|International Classification||H02M3/337, H02M3/28, H02M7/537|
|Cooperative Classification||H02M3/337, Y02B70/1433|
|Mar 28, 1991||AS||Assignment|
Owner name: BELL-NORTHERN RESEARCH LTD., P.O. BOX 3511, STATIO
Free format text: ASSIGNMENT OF ASSIGNORS INTEREST.;ASSIGNOR:JAIN, PRAVEEN K.;REEL/FRAME:005684/0181
Effective date: 19910225
Owner name: NORTHERN TELECOM LIMITED, P.O. BOX 6123, STATION A
Free format text: ASSIGNMENT OF ASSIGNORS INTEREST.;ASSIGNOR:BELL-NORTHERN RESEARCH LTD.;REEL/FRAME:005684/0183

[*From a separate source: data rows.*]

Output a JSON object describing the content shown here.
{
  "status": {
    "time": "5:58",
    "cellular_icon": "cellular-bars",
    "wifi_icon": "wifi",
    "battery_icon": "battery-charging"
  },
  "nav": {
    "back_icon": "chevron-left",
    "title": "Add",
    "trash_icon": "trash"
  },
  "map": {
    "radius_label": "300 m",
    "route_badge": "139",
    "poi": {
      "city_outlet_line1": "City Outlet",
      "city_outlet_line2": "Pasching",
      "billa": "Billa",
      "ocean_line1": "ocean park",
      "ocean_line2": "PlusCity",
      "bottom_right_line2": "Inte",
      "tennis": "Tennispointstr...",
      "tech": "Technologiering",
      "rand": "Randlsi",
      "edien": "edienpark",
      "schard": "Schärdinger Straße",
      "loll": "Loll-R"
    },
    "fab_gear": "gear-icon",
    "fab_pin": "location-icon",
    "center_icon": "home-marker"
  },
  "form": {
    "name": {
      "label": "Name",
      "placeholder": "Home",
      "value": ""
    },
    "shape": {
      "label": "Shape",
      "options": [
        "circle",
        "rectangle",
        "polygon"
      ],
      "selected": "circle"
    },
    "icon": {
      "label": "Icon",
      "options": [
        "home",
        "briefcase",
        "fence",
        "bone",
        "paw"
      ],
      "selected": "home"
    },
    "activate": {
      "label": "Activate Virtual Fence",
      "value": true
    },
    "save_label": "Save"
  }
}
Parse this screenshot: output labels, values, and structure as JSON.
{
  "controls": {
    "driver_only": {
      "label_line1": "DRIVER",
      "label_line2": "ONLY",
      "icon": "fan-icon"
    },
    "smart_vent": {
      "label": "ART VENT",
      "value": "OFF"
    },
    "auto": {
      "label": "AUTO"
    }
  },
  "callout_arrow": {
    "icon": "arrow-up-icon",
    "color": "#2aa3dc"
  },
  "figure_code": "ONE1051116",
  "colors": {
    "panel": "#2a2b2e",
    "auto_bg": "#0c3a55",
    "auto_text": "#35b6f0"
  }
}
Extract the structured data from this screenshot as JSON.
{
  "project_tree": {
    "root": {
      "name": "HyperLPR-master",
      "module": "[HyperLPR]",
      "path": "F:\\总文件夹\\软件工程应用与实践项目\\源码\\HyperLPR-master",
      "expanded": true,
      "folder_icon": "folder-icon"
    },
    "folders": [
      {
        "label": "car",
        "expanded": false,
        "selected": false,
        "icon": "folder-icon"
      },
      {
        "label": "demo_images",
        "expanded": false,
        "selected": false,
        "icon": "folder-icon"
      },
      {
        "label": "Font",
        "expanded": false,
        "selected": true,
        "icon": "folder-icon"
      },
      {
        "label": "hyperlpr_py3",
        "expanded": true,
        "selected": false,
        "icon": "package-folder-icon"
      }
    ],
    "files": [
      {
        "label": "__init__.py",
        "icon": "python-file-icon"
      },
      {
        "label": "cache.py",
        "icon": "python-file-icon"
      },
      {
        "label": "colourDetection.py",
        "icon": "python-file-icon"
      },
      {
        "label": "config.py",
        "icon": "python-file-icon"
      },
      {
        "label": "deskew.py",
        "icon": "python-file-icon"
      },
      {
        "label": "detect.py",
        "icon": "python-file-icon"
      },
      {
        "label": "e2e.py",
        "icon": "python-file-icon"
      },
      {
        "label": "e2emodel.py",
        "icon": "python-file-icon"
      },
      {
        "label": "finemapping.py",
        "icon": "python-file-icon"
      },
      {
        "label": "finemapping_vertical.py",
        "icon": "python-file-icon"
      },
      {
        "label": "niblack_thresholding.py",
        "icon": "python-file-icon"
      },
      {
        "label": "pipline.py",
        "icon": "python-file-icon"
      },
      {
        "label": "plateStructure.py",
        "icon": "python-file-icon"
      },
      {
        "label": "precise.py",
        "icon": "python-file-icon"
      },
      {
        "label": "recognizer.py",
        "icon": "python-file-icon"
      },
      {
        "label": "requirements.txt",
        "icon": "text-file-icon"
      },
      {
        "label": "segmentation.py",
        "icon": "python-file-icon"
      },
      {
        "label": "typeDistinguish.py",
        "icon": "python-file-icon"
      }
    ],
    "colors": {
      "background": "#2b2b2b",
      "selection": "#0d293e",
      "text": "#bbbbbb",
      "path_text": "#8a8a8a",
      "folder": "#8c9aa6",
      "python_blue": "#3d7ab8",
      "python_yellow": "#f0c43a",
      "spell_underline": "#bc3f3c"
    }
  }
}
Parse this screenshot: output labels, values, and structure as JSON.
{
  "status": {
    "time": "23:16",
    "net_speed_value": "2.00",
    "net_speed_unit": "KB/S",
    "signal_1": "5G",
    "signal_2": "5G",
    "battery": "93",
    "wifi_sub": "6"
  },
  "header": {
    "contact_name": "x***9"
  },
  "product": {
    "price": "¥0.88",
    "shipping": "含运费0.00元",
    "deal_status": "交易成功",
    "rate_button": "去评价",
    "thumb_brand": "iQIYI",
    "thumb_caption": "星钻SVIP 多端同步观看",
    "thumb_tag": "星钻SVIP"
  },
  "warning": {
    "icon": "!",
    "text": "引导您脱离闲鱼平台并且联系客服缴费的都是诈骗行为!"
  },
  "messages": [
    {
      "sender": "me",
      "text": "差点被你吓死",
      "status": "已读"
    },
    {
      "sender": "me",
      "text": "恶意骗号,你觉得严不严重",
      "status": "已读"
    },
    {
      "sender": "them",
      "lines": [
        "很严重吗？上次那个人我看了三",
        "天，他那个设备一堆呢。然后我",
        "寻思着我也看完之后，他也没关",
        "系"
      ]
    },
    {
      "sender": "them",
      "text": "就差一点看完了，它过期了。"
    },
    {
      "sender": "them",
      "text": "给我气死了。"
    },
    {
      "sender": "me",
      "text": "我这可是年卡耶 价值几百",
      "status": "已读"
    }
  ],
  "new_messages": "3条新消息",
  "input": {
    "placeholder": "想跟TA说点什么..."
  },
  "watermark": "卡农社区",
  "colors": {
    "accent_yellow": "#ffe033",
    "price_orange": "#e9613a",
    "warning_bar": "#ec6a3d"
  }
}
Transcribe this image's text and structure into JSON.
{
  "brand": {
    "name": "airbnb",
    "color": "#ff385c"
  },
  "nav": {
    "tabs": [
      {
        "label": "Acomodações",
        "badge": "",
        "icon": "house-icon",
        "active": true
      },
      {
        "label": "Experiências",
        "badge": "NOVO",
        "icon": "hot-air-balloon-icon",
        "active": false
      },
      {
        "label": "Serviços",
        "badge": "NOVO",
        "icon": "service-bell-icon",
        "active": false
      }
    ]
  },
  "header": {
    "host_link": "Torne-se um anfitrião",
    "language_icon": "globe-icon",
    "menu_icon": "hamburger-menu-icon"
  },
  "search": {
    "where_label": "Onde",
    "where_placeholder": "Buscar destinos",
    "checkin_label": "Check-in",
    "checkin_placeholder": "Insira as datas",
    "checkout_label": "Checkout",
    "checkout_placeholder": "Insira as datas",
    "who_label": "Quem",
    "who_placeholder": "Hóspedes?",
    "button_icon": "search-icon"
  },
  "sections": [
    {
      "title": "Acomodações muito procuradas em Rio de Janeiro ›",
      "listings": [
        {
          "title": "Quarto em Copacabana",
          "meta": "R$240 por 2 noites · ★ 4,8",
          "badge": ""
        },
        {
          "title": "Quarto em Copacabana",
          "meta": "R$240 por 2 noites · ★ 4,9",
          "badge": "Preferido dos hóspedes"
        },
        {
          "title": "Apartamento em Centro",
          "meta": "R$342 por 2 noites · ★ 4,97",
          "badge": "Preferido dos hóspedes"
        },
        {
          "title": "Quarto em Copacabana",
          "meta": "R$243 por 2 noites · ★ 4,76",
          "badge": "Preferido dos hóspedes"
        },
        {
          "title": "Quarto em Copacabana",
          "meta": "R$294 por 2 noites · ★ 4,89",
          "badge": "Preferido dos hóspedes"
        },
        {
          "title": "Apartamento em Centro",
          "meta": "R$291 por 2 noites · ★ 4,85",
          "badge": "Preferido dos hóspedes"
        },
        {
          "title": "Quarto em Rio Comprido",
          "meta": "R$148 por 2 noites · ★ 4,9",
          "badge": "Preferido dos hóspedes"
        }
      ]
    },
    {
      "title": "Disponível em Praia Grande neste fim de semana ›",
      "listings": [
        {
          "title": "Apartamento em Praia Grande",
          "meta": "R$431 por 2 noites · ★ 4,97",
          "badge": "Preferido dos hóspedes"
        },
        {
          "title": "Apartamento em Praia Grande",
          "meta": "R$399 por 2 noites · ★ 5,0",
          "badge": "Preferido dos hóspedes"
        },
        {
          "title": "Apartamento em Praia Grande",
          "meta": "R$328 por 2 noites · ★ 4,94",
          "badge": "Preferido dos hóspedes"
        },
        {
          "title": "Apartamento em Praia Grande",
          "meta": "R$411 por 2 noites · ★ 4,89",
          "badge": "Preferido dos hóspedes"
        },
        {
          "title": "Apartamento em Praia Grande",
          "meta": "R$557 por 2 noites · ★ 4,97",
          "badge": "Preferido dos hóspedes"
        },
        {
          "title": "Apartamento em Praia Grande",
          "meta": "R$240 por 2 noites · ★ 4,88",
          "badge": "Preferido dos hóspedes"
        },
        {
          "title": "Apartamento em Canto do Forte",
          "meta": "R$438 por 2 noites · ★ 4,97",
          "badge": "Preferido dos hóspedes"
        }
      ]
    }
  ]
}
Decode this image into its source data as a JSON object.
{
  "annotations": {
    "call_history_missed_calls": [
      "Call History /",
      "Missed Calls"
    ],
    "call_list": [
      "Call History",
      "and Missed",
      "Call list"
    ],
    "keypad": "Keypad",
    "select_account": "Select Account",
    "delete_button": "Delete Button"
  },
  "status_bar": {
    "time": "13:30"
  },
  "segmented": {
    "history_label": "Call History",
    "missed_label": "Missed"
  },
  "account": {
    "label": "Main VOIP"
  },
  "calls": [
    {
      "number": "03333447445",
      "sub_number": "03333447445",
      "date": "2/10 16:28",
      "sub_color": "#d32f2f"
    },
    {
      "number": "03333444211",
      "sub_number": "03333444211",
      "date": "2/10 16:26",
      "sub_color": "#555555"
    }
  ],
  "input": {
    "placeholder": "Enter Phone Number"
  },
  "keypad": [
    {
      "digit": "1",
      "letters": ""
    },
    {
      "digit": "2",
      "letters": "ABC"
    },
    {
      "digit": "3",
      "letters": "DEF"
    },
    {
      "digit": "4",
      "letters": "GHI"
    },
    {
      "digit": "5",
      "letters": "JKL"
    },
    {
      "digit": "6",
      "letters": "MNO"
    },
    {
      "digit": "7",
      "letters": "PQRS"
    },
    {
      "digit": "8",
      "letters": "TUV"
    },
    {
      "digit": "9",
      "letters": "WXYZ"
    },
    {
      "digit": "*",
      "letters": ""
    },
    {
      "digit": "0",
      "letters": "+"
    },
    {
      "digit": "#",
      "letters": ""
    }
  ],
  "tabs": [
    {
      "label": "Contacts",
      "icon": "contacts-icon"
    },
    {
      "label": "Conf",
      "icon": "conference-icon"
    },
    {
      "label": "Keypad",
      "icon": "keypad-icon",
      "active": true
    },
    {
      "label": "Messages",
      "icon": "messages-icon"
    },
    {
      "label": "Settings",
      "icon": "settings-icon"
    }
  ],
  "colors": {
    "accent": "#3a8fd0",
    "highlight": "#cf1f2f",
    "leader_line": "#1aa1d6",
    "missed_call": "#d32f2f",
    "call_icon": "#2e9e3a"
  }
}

Effective date: 19910318
|Nov 17, 1995||FPAY||Fee payment|
Year of fee payment: 4
|Nov 30, 1998||AS||Assignment|
Owner name: ASTEC INTERNATIONAL LIMITED, HONG KONG
Free format text: ASSIGNMENT OF ASSIGNORS INTEREST;ASSIGNOR:NORTHERN TELECOM LIMITED;REEL/FRAME:009614/0014
Effective date: 19980925
|Apr 12, 2000||FPAY||Fee payment|
Year of fee payment: 8
|May 5, 2004||REMI||Maintenance fee reminder mailed|
|Oct 20, 2004||LAPS||Lapse for failure to pay maintenance fees|
|Dec 14, 2004||FP||Expired due to failure to pay maintenance fee|
Effective date: 20041020